[[ AVAILABLE DATA, beginning ]]

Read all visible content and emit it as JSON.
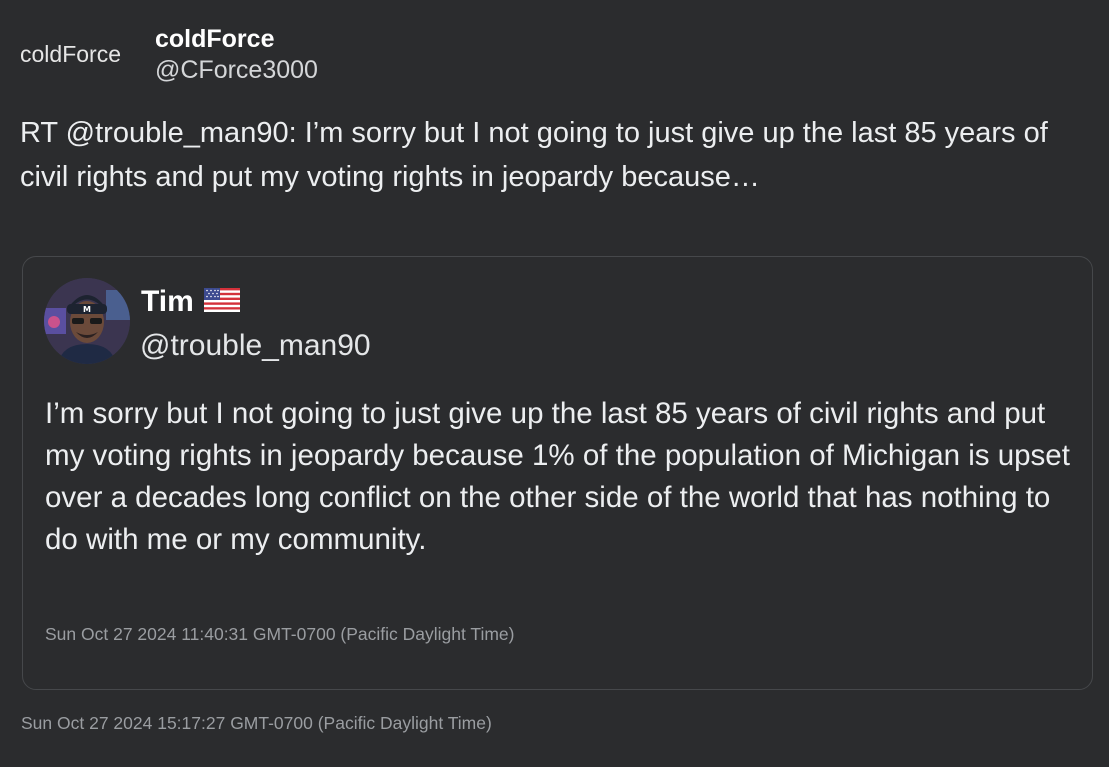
{
  "author": {
    "avatar_alt": "coldForce",
    "display_name": "coldForce",
    "handle": "@CForce3000"
  },
  "tweet": {
    "text": "RT @trouble_man90: I’m sorry but I not going to just give up the last 85 years of civil rights and put my voting rights in jeopardy because…",
    "timestamp": "Sun Oct 27 2024 15:17:27 GMT-0700 (Pacific Daylight Time)"
  },
  "quoted": {
    "display_name": "Tim",
    "flag_icon": "us-flag-icon",
    "handle": "@trouble_man90",
    "text": "I’m sorry but I not going to just give up the last 85 years of civil rights and put my voting rights in jeopardy because 1% of the population of Michigan is upset over a decades long conflict on the other side of the world that has nothing to do with me or my community.",
    "timestamp": "Sun Oct 27 2024 11:40:31 GMT-0700 (Pacific Daylight Time)"
  },
  "colors": {
    "background": "#2b2c2e",
    "border": "#46484b",
    "muted_text": "#9a9da1"
  }
}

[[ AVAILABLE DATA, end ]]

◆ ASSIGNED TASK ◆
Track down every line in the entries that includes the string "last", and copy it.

◆ ANSWER ◆
    "text": "RT @trouble_man90: I’m sorry but I not going to just give up the last 85 years of civil rights and put my voting rights in jeopardy because…",
    "text": "I’m sorry but I not going to just give up the last 85 years of civil rights and put my voting rights in jeopardy because 1% of the population of Michigan is upset over a decades long conflict on the other side of the world that has nothing to do with me or my community.",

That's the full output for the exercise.